2022 ended with an interesting event: almost 7-year-old Kisaru, mother of two 17-month-old cubs, met two 6.5-year-old males Milele and Mbili. Although the home ranges of cheetahs are large, they overlap, allowing animals of different sexes to meet in the vast field of savannah. Females come into oestrus when they have large cubs, and if the mating was productive, the female stays with her big cubs for another 2 months, and leaves them a month before giving birth. At the time of mating, females usually leave the offspring behind, disappearing with males in secluded places. This provides not only a peaceful environment for courtship, but also the safety of the cubs, since males often display aggression towards young males.

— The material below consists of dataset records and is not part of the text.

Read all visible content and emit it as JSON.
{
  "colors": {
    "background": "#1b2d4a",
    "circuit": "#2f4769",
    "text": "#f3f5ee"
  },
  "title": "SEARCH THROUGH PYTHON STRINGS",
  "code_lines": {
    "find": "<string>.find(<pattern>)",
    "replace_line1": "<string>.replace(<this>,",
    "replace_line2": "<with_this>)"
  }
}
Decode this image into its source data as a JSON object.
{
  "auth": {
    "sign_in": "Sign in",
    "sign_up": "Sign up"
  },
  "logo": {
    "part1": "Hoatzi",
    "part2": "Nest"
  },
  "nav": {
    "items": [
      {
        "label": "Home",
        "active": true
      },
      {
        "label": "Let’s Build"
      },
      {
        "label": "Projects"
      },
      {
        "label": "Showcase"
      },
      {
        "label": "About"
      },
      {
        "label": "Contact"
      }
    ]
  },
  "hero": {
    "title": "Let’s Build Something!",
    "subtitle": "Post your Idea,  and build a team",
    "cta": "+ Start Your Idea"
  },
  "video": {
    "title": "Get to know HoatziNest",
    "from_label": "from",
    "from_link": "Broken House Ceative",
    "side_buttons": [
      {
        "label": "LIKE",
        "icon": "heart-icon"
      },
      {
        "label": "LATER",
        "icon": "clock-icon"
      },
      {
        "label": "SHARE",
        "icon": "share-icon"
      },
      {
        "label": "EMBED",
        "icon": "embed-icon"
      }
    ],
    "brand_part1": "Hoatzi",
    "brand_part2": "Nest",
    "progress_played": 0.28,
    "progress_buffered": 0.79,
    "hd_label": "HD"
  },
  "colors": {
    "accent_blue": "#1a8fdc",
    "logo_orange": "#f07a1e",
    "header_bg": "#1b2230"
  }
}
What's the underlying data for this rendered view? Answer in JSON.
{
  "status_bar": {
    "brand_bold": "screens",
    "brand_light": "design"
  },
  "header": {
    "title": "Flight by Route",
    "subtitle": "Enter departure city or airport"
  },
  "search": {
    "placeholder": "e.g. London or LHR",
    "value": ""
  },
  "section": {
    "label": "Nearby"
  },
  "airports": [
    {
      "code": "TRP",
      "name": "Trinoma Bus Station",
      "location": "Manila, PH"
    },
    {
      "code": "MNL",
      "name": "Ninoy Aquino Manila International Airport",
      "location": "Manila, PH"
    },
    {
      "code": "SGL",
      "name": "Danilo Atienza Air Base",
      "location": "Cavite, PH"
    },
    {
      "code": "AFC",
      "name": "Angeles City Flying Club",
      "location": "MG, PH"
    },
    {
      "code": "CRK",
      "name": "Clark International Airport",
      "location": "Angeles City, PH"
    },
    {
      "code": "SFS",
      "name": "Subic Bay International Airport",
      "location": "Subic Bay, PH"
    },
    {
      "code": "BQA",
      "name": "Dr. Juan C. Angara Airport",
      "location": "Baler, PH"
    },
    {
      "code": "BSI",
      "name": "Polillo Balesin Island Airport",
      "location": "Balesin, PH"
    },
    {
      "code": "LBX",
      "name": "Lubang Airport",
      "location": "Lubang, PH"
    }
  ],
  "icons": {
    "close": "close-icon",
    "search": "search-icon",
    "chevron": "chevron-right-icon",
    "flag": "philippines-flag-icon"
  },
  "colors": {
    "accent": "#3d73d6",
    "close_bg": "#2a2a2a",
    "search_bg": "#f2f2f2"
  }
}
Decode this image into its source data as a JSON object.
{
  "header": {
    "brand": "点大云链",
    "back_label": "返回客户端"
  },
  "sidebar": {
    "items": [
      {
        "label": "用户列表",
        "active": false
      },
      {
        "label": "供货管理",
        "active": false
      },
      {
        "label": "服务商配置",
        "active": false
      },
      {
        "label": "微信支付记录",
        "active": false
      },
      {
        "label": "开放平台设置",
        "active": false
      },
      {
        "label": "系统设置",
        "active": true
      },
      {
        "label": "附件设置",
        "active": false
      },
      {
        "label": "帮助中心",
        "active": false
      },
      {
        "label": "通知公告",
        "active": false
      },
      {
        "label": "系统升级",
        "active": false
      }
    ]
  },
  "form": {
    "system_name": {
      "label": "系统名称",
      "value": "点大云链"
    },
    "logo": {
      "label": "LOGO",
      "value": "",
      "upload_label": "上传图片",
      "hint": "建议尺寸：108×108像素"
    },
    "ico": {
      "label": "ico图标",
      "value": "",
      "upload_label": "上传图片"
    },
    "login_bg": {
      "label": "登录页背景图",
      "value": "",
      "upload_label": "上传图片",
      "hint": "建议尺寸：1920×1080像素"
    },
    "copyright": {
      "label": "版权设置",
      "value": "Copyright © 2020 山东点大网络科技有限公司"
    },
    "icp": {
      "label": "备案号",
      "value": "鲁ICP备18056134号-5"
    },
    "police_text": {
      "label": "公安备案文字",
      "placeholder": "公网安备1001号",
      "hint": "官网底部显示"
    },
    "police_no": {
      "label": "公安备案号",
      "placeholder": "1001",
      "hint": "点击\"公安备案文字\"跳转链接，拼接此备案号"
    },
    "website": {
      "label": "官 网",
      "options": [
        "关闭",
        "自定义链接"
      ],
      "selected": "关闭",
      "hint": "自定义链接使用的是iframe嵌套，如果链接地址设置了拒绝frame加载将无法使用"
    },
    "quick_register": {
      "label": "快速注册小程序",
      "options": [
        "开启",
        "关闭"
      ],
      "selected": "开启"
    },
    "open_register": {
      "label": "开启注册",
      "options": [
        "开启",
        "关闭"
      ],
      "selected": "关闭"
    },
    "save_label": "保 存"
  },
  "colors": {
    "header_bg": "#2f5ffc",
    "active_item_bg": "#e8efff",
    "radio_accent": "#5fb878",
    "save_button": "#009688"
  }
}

Courtship in cheetahs continues for 3 days, after which the males lose interest in the partner. Cheetahs are very secretive animals, and although courtship can often be observed during daytime, mating often occurs at night. Males in coalitions use different tactics to avoid competition: most often, one male disappears with the female for a day or two, after which he returns to the group. Some pairs of males, mate with the same female in turn. After a successful mating, the female usually rolls over her back while the male watches her from the side. Not all matings, however, are so peaceful: sometimes males display violence. This is what recently happened to Kisaru and her sub-adult cubs when Milele and Mbili ran into their family. Cubs ran away, and the trio went into the depths of the forest for 2.5 days. For two days, Kisaru’s daughter was calling for her mother and unsuccessfully tried to find her brother. When she finally succeeded, they both returned to the place where they had last seen their mother. They repeatedly went deep into the thicket, but could not find the mother. Only on the third day, in the early morning, they saw the mother with two males, who were vigilantly watching her, not letting her leave the spot at the edge of the forest. Realizing that their mother was alive, the cubs went hunting and successfully captured an adult male Thomson’s gazelle! The experience passed on by Kisaru, the daughter of the most successful female in the Mara – Amani, was very useful to the young cheetahs. Having lost sight of the cubs, the hungry Kisaru made repeated attempts to elude the males. Eventually, at 13:20, the males left for hunting. Kisaru, however, was in no hurry to leave and kept a close eye on the males, and when they caught the adult Topi, she ran to them! This was, perhaps, the most interesting situation to observe: the female approached the males, who had begun to eat, and poked her head towards the carcass rather confidently, but cautiously. Mbili hit her, but still let her in, and for several minutes the trio ate together, after which the males left the carcass one by one and lay down under a bush 20 meters away, leaving Kisaru to eat alone. After 35 minutes, they returned to the kill and, after several mutual growls, began to eat together. Having had her fill, the female took advantage of the heavy downpour and ran into the field, calling her cubs. The males peacefully finished the carcass and after 3 hours, leaving the vultures only the skin and bones, they left in the opposite direction. Kisaru found the cubs only after 7 days, on December 31st. During these days, the cubs got used to hunting, and the female got food for herself. But still, family ties are strong, and united, all family members take care of each other, because together it is easier to get food, keep vigilant for the danger and learn to survive.